WHAT IS BEING ASKED: All of these records need to be duplicated exactly.

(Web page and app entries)
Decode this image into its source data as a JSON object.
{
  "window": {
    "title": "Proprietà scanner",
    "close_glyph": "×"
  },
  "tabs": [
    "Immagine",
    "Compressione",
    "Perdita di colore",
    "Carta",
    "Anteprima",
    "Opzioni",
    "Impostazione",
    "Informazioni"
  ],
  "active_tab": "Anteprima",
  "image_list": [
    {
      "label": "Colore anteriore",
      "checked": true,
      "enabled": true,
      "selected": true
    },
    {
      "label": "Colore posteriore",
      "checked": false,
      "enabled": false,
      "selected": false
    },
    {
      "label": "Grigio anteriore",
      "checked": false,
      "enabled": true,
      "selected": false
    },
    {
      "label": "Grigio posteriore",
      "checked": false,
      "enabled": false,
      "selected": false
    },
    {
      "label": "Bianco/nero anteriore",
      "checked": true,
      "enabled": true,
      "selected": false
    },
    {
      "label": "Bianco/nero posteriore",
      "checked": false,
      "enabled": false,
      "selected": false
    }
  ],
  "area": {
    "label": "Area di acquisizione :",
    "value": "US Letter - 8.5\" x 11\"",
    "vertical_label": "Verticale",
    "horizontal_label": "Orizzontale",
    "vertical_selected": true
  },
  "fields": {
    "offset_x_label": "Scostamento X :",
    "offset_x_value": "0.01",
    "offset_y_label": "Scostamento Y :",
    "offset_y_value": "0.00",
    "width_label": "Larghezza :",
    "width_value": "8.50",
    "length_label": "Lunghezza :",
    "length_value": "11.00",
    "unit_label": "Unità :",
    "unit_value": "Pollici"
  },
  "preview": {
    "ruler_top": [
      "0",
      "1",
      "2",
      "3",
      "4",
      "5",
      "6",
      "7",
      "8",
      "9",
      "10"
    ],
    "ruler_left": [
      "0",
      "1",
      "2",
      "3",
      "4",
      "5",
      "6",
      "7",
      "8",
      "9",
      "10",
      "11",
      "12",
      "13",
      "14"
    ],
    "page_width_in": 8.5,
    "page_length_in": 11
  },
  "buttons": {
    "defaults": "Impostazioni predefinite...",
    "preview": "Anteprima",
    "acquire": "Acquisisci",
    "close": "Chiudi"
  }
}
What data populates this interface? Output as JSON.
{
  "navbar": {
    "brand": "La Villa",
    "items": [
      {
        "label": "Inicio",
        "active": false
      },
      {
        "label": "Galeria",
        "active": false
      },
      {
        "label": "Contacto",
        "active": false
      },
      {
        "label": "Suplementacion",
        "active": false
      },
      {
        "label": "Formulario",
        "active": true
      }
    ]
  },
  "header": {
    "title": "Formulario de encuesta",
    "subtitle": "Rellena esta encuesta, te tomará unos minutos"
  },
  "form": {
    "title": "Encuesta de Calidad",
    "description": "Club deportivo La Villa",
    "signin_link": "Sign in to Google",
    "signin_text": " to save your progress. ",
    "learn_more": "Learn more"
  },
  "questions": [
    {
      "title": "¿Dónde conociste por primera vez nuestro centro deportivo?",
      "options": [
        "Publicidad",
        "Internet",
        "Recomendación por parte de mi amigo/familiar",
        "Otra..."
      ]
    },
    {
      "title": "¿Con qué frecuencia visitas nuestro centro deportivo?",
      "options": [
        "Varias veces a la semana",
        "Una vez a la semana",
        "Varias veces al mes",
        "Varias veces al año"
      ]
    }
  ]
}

EXERCISE ANSWER:
Decode this image into its source data as a JSON object.
{
  "window": {
    "title": "Proprietà scanner",
    "close_glyph": "×"
  },
  "tabs": [
    "Immagine",
    "Compressione",
    "Perdita di colore",
    "Carta",
    "Anteprima",
    "Opzioni",
    "Impostazione",
    "Informazioni"
  ],
  "active_tab": "Anteprima",
  "image_list": [
    {
      "label": "Colore anteriore",
      "checked": true,
      "enabled": true,
      "selected": true
    },
    {
      "label": "Colore posteriore",
      "checked": false,
      "enabled": false,
      "selected": false
    },
    {
      "label": "Grigio anteriore",
      "checked": false,
      "enabled": true,
      "selected": false
    },
    {
      "label": "Grigio posteriore",
      "checked": false,
      "enabled": false,
      "selected": false
    },
    {
      "label": "Bianco/nero anteriore",
      "checked": true,
      "enabled": true,
      "selected": false
    },
    {
      "label": "Bianco/nero posteriore",
      "checked": false,
      "enabled": false,
      "selected": false
    }
  ],
  "area": {
    "label": "Area di acquisizione :",
    "value": "US Letter - 8.5\" x 11\"",
    "vertical_label": "Verticale",
    "horizontal_label": "Orizzontale",
    "vertical_selected": true
  },
  "fields": {
    "offset_x_label": "Scostamento X :",
    "offset_x_value": "0.01",
    "offset_y_label": "Scostamento Y :",
    "offset_y_value": "0.00",
    "width_label": "Larghezza :",
    "width_value": "8.50",
    "length_label": "Lunghezza :",
    "length_value": "11.00",
    "unit_label": "Unità :",
    "unit_value": "Pollici"
  },
  "preview": {
    "ruler_top": [
      "0",
      "1",
      "2",
      "3",
      "4",
      "5",
      "6",
      "7",
      "8",
      "9",
      "10"
    ],
    "ruler_left": [
      "0",
      "1",
      "2",
      "3",
      "4",
      "5",
      "6",
      "7",
      "8",
      "9",
      "10",
      "11",
      "12",
      "13",
      "14"
    ],
    "page_width_in": 8.5,
    "page_length_in": 11
  },
  "buttons": {
    "defaults": "Impostazioni predefinite...",
    "preview": "Anteprima",
    "acquire": "Acquisisci",
    "close": "Chiudi"
  }
}
What data populates this interface? Output as JSON.
{
  "navbar": {
    "brand": "La Villa",
    "items": [
      {
        "label": "Inicio",
        "active": false
      },
      {
        "label": "Galeria",
        "active": false
      },
      {
        "label": "Contacto",
        "active": false
      },
      {
        "label": "Suplementacion",
        "active": false
      },
      {
        "label": "Formulario",
        "active": true
      }
    ]
  },
  "header": {
    "title": "Formulario de encuesta",
    "subtitle": "Rellena esta encuesta, te tomará unos minutos"
  },
  "form": {
    "title": "Encuesta de Calidad",
    "description": "Club deportivo La Villa",
    "signin_link": "Sign in to Google",
    "signin_text": " to save your progress. ",
    "learn_more": "Learn more"
  },
  "questions": [
    {
      "title": "¿Dónde conociste por primera vez nuestro centro deportivo?",
      "options": [
        "Publicidad",
        "Internet",
        "Recomendación por parte de mi amigo/familiar",
        "Otra..."
      ]
    },
    {
      "title": "¿Con qué frecuencia visitas nuestro centro deportivo?",
      "options": [
        "Varias veces a la semana",
        "Una vez a la semana",
        "Varias veces al mes",
        "Varias veces al año"
      ]
    }
  ]
}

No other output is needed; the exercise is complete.